1 FAO 2006. Community-based commercial enterprise development for the conservation of biodiversity in Mount Emei World Heritage Site, Sichuan, China. Forestry Policy and Institutions Working Paper No. 17, Rome, Italy.
2 Fan W J, Sun J H, Sun K Q., 2012. A synthetic analysis on the effective Protection and management of World Heritage Sites in the geological disaster area: a case study of Sichuan, China. Advanced Materials Research. Trans Tech Publications, 524: 2702-2711.
3 Fan Z, Zhong S, Zhang W. 2012. Harmonious tourism environment and tourist’s perception: An empirical study of mountain-type world cultural heritage sites in China. Journal of Service Science and Management, 5(01): 95.
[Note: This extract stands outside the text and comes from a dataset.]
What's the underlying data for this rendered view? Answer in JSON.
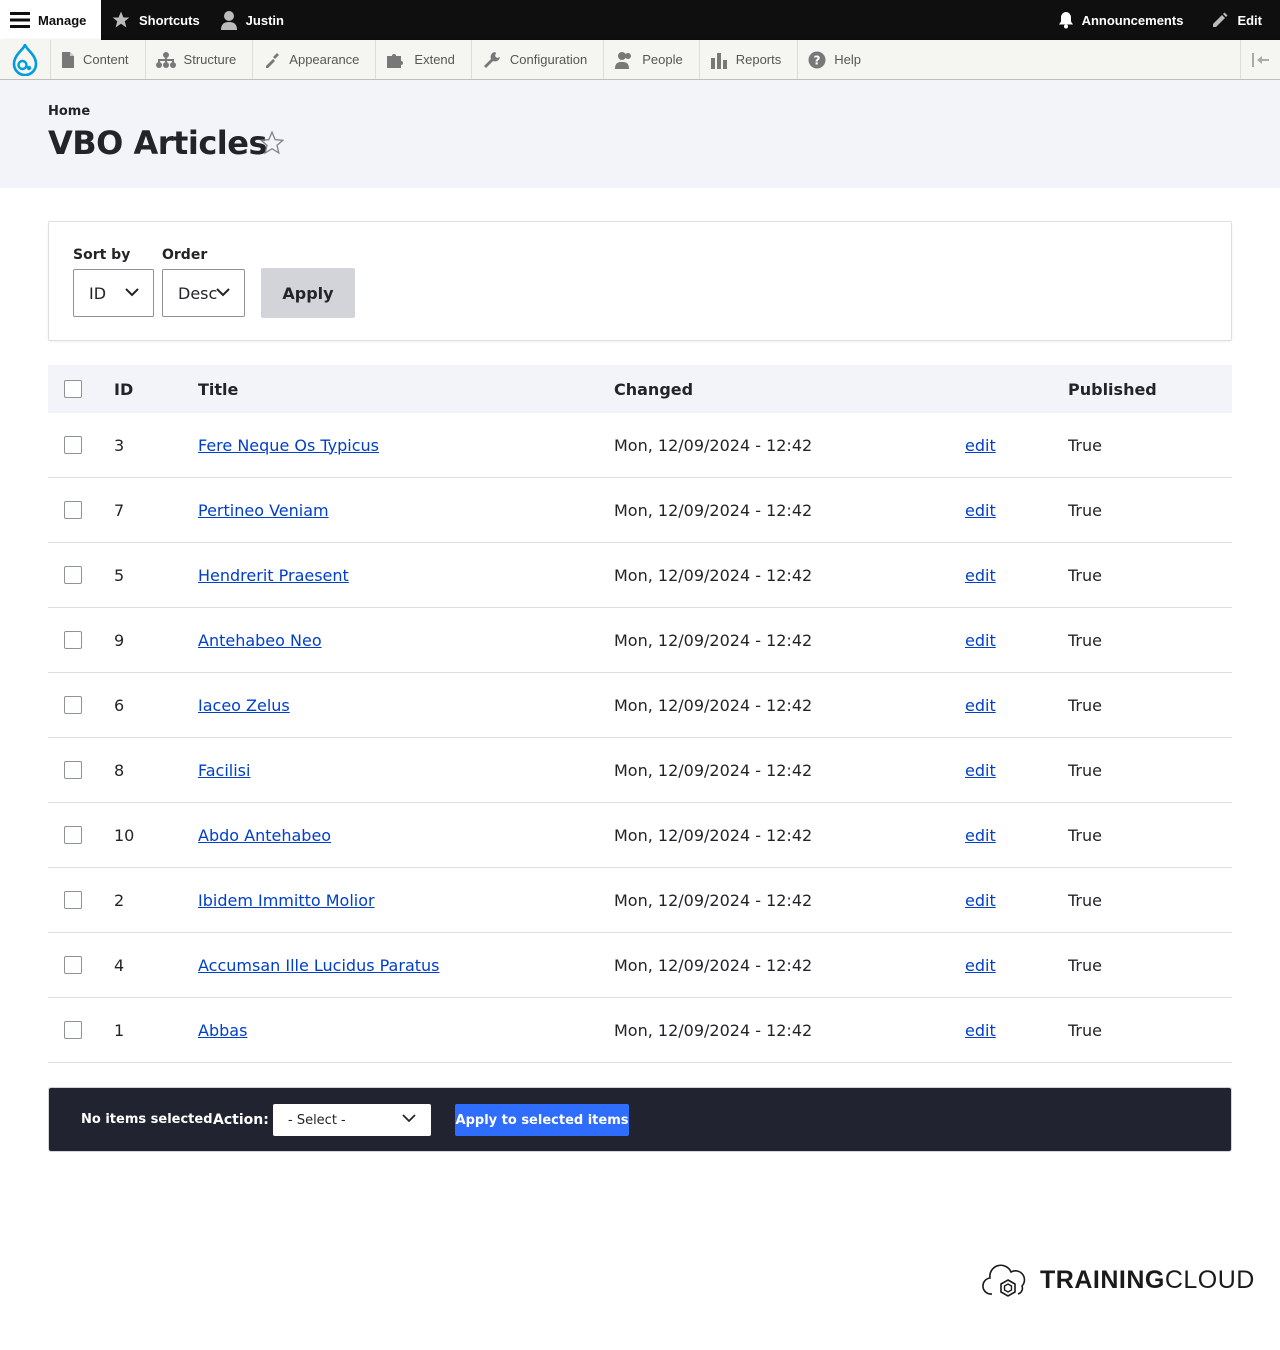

4 Foster, M.N. et al. 2010. Synergies between World Heritage sites and key biodiversity areas. World Heritage Paper No. 56, UNESCO, Paris, France.
5 Huaxi Daily, 30/11/2014, Rare species Emei Mogophrys frog sold to restaurant at a high price.
6 ICOMOS 1995. Mt Emei evaluation report.
7 IUCN 1995. Mt Emei evaluation report.
8 Jiang WJ, et al., 1996. Impact of tourism on ecological environment in Emei and conservation strategies. Environmental Sciences, (03):48-51
9 Li, Zhen-Yu. Shi, Lei 2007. Plants of Mount Emei.
10 Lu S, Xie K P, Li C H., 2013. Preliminary studies on the evaluation system of endangered wild officinal plants in Mount Emei[J]. Guihaia, 33(2): 229-235.
11 Ni, S.S., et al., 2016. Impact to tourism disturbance on soil and vegetation in Emei. China Agricultural Resources and Zoning 2016,37(03):93-96.

12 People’s Republic of China 1995. Nomination of Mt Emei and Leshan Giant Buddha.
13 Priston N E C, McLennan M R., 2013. Managing humans, managing macaques: Human– macaque conflict in Asia and Africa. The macaque connection. Springer New York, pp 225-250.
14 SOC Report, 1999.
15 SOC Report, 2000
16 SoOUV, 2012.
17 WCMC 2011. Fact Sheet: Mt Emei Scenic Area, including Leshan Giant Buddha Scenic Area, China.
18 Zhu Y, Li N., 2013. Groping for stones to cross the river: Governing heritage in Emei. Cultural Heritage Politics in China. Springer New York, pp 51-71.
19 Zhu Y, Li N., 2013. Groping for stones to cross the river: Governing heritage in Emei. Cultural Heritage Politics in China. Springer New York, pp 51-71.